So here is the picture of the Queen Cup in Abbey Hive as I first saw it. I tilted the frame and looked inside to see that there was no egg, nor a pool of royal jelly. So no action was required. But to demonstrate this graphically, I used the hive tool to break down the wax cell wall to show the empty base of the cup. (Fear not – the bees will repair this damage in short order).
So from now until July, I’m on high alert for tell-tale Queen Cups/Play Cups. 2014 is shaping up to be a great beekeeping year.
But let’s not get carried away. A strong start to the year only increases the chances of being taken by surprise with an early swarm.
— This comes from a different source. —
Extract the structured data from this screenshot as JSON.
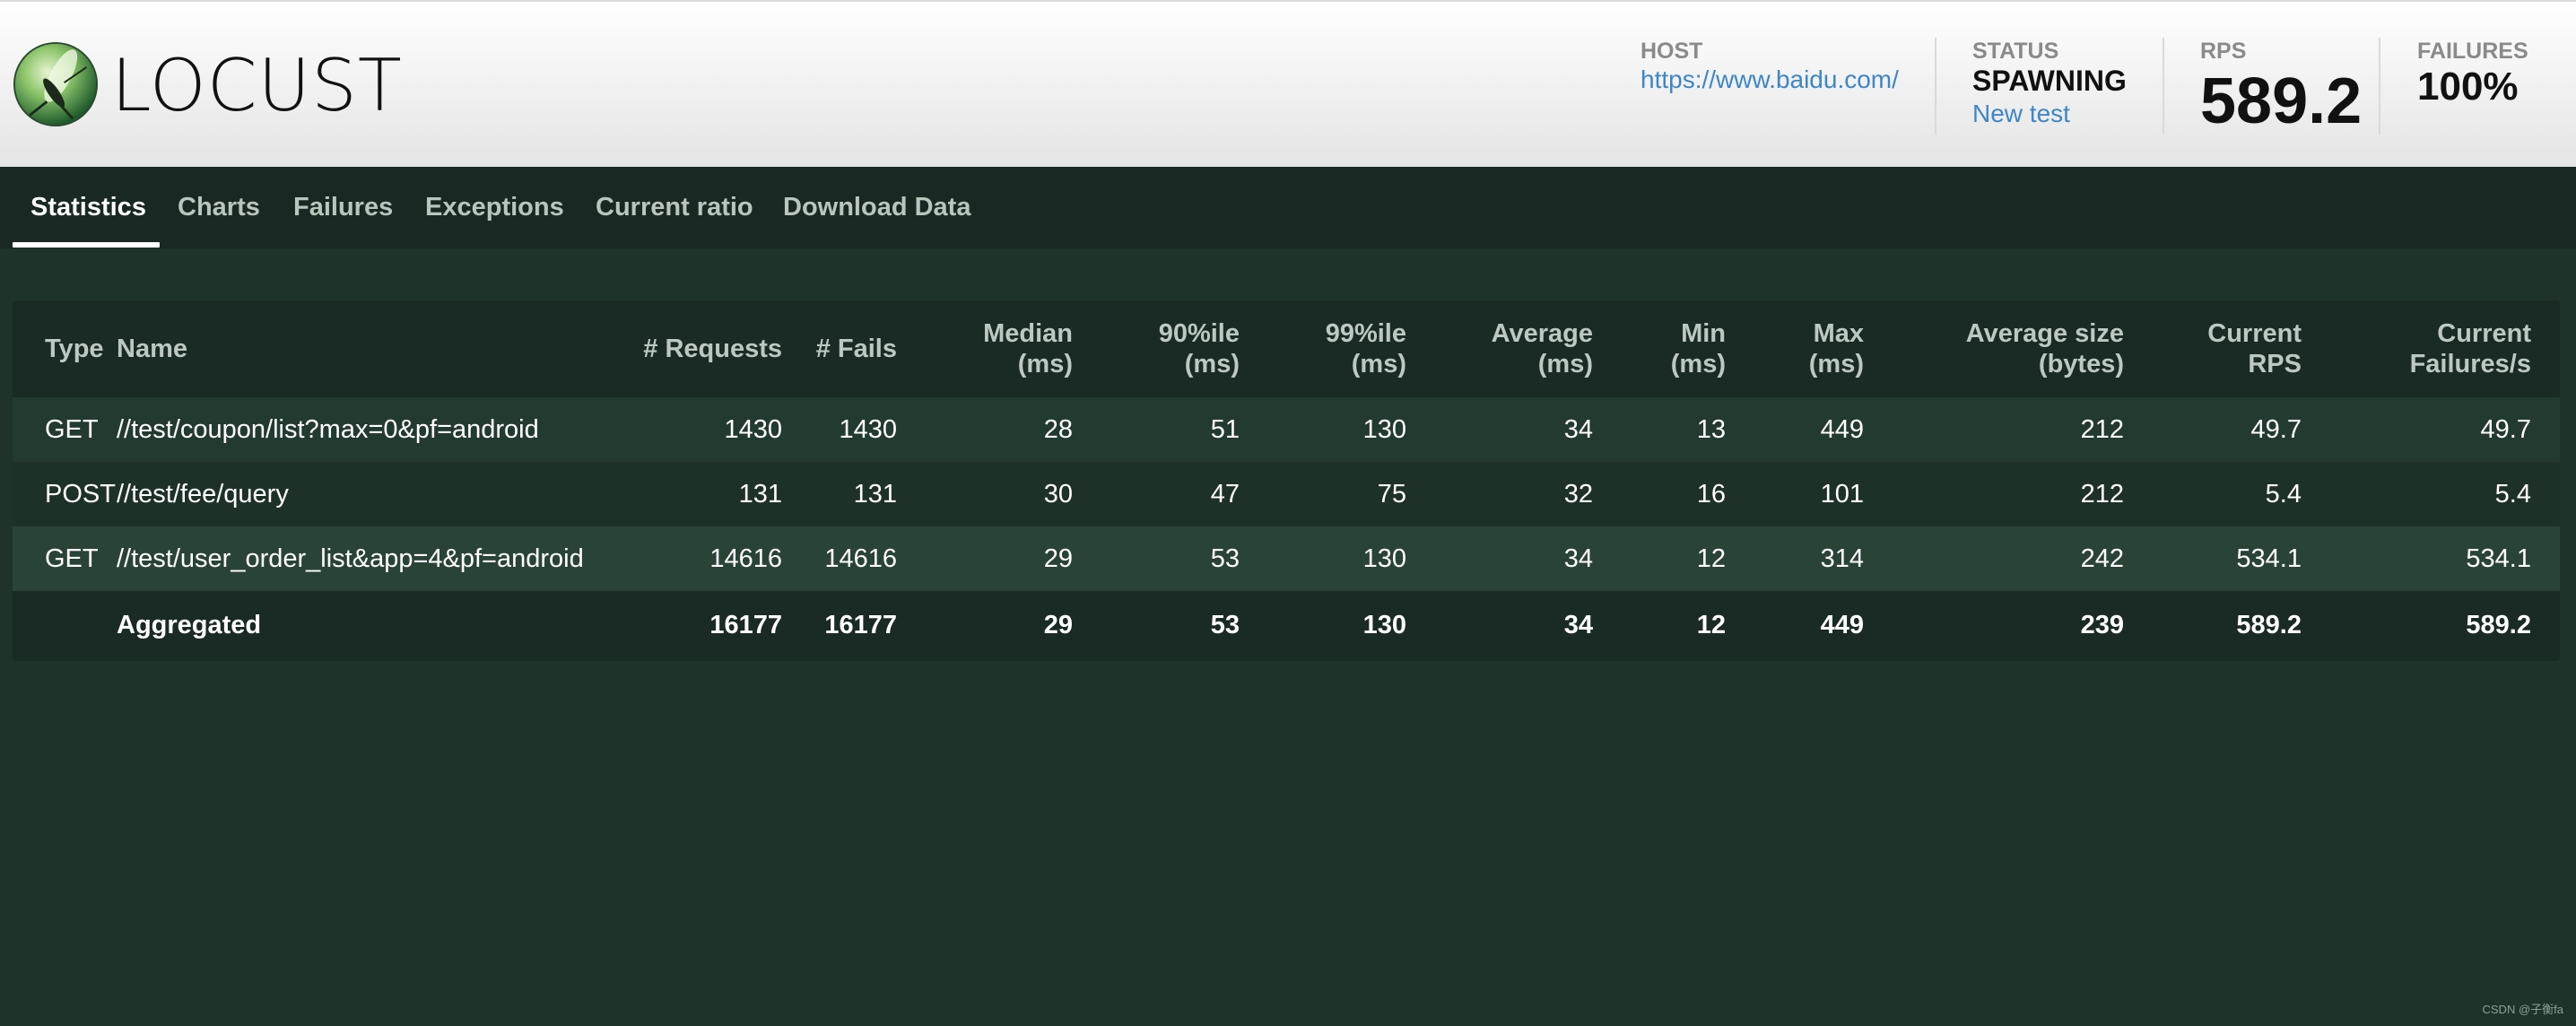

The simple rules are: give the bees plenty of room to expand; add a super as soon as the brood box is more than three-quarters full.; ensure that the Queen has space to lay and is not “honey-blocked” by and excess of honey stores occupying the brood nest; maintain a rigorous 7-day inspection cycle to spot incipient Queen Cells.
Lose your bees to a swarm and you are, by definition, not a bee-keeper. I reserve the title “bee-squirter” for myself or any others who allow half of a beehive to abscond into the wide blue yonder. And it is not just one’s beekeeping pride which would be dented by losing a swarm – you can be sure that the honey crop will take a huge hit from having half the workforce take a hike.
Half-empty or half-full, Queen Cups are fundamentally important to successful beekeeping.